How do social groups get linked with legal issue positions at the Court? Baum provides fairly extensive discussions of how these linkages originate and evolve in the context of the specific issue areas he covers. While he provides tentative answers to this question, they vary by issue area and it is not particularly clear what the general process of group-position-ideological polarity linkage looks like. Sometimes it seems to be a function of genuine, organic changes to the Court’s agenda that might flow from shifts in how political elites view the impact of various policies on relevant social groups (which suggests there is a largely ignored causal pathway between the political environment and Supreme Court decision making - instead of acting as a constraint on the justices and their choices, political elites may influence the Court by shaping a common understanding of which groups benefit from which policies). Other times, for example, there is a concerted legal mobilization effort by fairly narrow interests, such as in the area of property rights and the Takings Clause. Baum also hints that the Court may have agency here and be the initiator of some changes to issue polarity. In the area of criminal justice, for example, by connecting the expansion of defendants’ rights with race and civil rights the Court may have contributed to the modern understanding of the ideological polarity of this issue area.

It is also not clear how much weight the justices put on whether a position generally helps a favored group versus helps this group in a particular case. For example, if a pro-freedom of expression position generally helps groups that a liberal justice favors, does this then mean that she will sometimes hold her nose and support conservative expression?

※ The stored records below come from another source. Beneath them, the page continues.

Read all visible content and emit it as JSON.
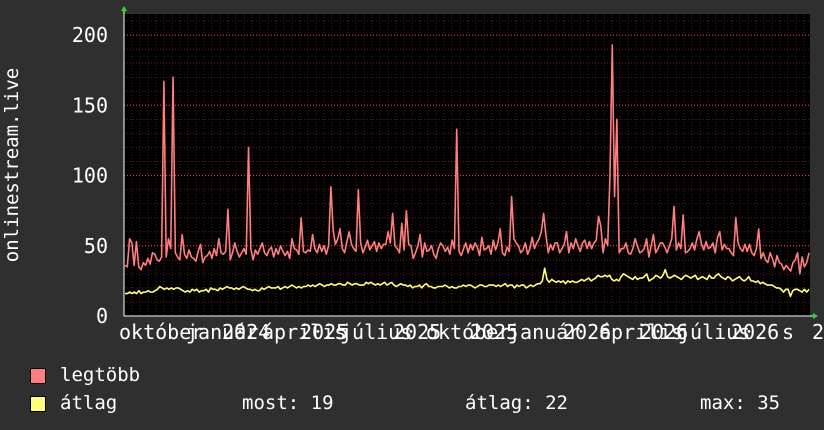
{
  "chart_data": {
    "type": "line",
    "ylabel": "onlinestream.live",
    "ylim": [
      0,
      215
    ],
    "yticks": [
      "0",
      "50",
      "100",
      "150",
      "200"
    ],
    "xticks": [
      "október",
      "január",
      "2024",
      "április",
      "2025",
      "július",
      "2025",
      "október",
      "2025",
      "január",
      "2026",
      "április",
      "2026",
      "július",
      "2026",
      "s",
      "2"
    ],
    "colors": {
      "max": "#ff7e7e",
      "avg": "#ffff7e",
      "grid": "#ff4040",
      "axis": "#ffffff"
    },
    "series": [
      {
        "name": "legtöbb",
        "values": [
          36,
          35,
          55,
          52,
          36,
          53,
          35,
          33,
          38,
          36,
          41,
          37,
          45,
          44,
          40,
          39,
          42,
          167,
          42,
          55,
          48,
          170,
          45,
          42,
          40,
          58,
          44,
          41,
          47,
          42,
          41,
          39,
          46,
          51,
          38,
          42,
          43,
          46,
          41,
          48,
          43,
          55,
          45,
          44,
          46,
          76,
          40,
          45,
          52,
          46,
          42,
          45,
          48,
          44,
          120,
          48,
          40,
          47,
          44,
          48,
          52,
          45,
          43,
          47,
          49,
          42,
          48,
          44,
          50,
          46,
          43,
          46,
          41,
          55,
          48,
          47,
          44,
          70,
          46,
          45,
          47,
          46,
          58,
          48,
          45,
          51,
          46,
          50,
          44,
          50,
          92,
          61,
          51,
          55,
          62,
          48,
          45,
          53,
          60,
          51,
          48,
          46,
          90,
          52,
          45,
          49,
          54,
          47,
          50,
          53,
          46,
          52,
          48,
          51,
          51,
          60,
          52,
          73,
          50,
          48,
          45,
          66,
          47,
          75,
          51,
          50,
          41,
          45,
          50,
          58,
          42,
          52,
          46,
          47,
          50,
          44,
          41,
          48,
          52,
          50,
          46,
          49,
          44,
          54,
          48,
          133,
          46,
          43,
          48,
          52,
          45,
          51,
          47,
          52,
          49,
          43,
          56,
          47,
          48,
          50,
          44,
          54,
          47,
          52,
          62,
          45,
          43,
          49,
          46,
          85,
          55,
          52,
          50,
          45,
          47,
          52,
          44,
          48,
          56,
          48,
          52,
          55,
          60,
          73,
          58,
          45,
          51,
          47,
          52,
          52,
          45,
          48,
          51,
          60,
          45,
          52,
          48,
          55,
          50,
          46,
          52,
          54,
          48,
          53,
          48,
          52,
          54,
          71,
          64,
          45,
          55,
          50,
          100,
          193,
          85,
          140,
          45,
          48,
          48,
          52,
          45,
          44,
          48,
          55,
          50,
          45,
          46,
          48,
          55,
          42,
          50,
          58,
          45,
          48,
          52,
          52,
          49,
          45,
          50,
          55,
          78,
          47,
          52,
          48,
          72,
          45,
          46,
          48,
          52,
          47,
          55,
          60,
          51,
          47,
          53,
          48,
          49,
          52,
          45,
          56,
          60,
          47,
          51,
          48,
          48,
          45,
          43,
          70,
          52,
          48,
          46,
          51,
          46,
          51,
          45,
          43,
          48,
          62,
          41,
          45,
          40,
          38,
          45,
          41,
          35,
          43,
          38,
          37,
          33,
          36,
          34,
          32,
          38,
          40,
          45,
          30,
          42,
          35,
          38,
          45
        ]
      },
      {
        "name": "átlag",
        "values": [
          16,
          16,
          17,
          16,
          17,
          16,
          18,
          16,
          17,
          17,
          18,
          17,
          17,
          18,
          19,
          21,
          20,
          19,
          20,
          19,
          20,
          19,
          20,
          20,
          19,
          18,
          17,
          18,
          17,
          19,
          18,
          19,
          17,
          18,
          18,
          19,
          17,
          20,
          19,
          19,
          18,
          20,
          19,
          20,
          21,
          20,
          20,
          19,
          20,
          19,
          20,
          21,
          20,
          19,
          19,
          18,
          19,
          18,
          18,
          20,
          19,
          20,
          21,
          20,
          20,
          20,
          21,
          19,
          20,
          21,
          20,
          21,
          22,
          21,
          20,
          21,
          20,
          21,
          21,
          22,
          21,
          22,
          21,
          22,
          23,
          22,
          21,
          22,
          22,
          23,
          22,
          22,
          23,
          23,
          22,
          22,
          24,
          23,
          22,
          23,
          23,
          22,
          22,
          22,
          24,
          23,
          24,
          23,
          22,
          23,
          22,
          23,
          24,
          22,
          23,
          24,
          22,
          21,
          22,
          23,
          22,
          22,
          21,
          22,
          20,
          21,
          21,
          22,
          20,
          22,
          23,
          21,
          21,
          20,
          20,
          21,
          21,
          21,
          22,
          21,
          20,
          21,
          20,
          20,
          21,
          21,
          22,
          21,
          22,
          22,
          21,
          20,
          21,
          22,
          22,
          21,
          21,
          22,
          22,
          22,
          21,
          22,
          21,
          22,
          23,
          21,
          22,
          22,
          20,
          22,
          21,
          22,
          22,
          20,
          21,
          22,
          21,
          22,
          23,
          23,
          25,
          34,
          26,
          24,
          26,
          25,
          24,
          25,
          24,
          25,
          23,
          25,
          24,
          25,
          24,
          24,
          25,
          26,
          25,
          26,
          27,
          25,
          26,
          27,
          29,
          28,
          28,
          29,
          28,
          29,
          26,
          25,
          26,
          25,
          28,
          30,
          29,
          28,
          27,
          26,
          28,
          26,
          27,
          27,
          28,
          30,
          25,
          26,
          27,
          29,
          28,
          27,
          29,
          33,
          28,
          27,
          28,
          29,
          28,
          27,
          26,
          28,
          29,
          28,
          27,
          28,
          29,
          26,
          27,
          28,
          27,
          26,
          29,
          27,
          27,
          29,
          30,
          28,
          27,
          26,
          28,
          27,
          25,
          26,
          27,
          28,
          26,
          25,
          26,
          28,
          25,
          25,
          24,
          25,
          23,
          24,
          23,
          22,
          22,
          22,
          21,
          20,
          20,
          19,
          17,
          19,
          19,
          14,
          18,
          19,
          19,
          18,
          17,
          19,
          17,
          19
        ]
      }
    ]
  },
  "legend": {
    "max_label": "legtöbb",
    "avg_label": "átlag",
    "now_text": "most: 19",
    "avg_text": "átlag: 22",
    "max_text": "max: 35"
  }
}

Or, is there no “shadow of the future” or consistency constraint and thus every vote is simply determined by affect towards the groups in the case at hand?

To be clear, these last few comments and questions are not criticisms of IDEOLOGY IN THE SUPREME COURT. Rather, these are simply indicators of the limits or boundaries of the book and speculations as to what further work in this area might address. Indeed, one of the real strengths of Baum’s book is that it will surely serve to provoke researchers into more closely considering exactly what judicial ideology means at the Court, where it comes from, how it is expressed in Court cases, how it evolves, and how it differs (if at all) from the ideology of other elites. I strongly recommend this book for all students of the Supreme Court.


Converse, Philip E. 1964. “The Nature of Belief Systems in Mass Publics.” In David E. Apter,
ed., IDEOLOGY AND DISCONTENT, pp. 206-261. New York: Free Press.

Copyright 2017 by author, Thomas G. Hansford.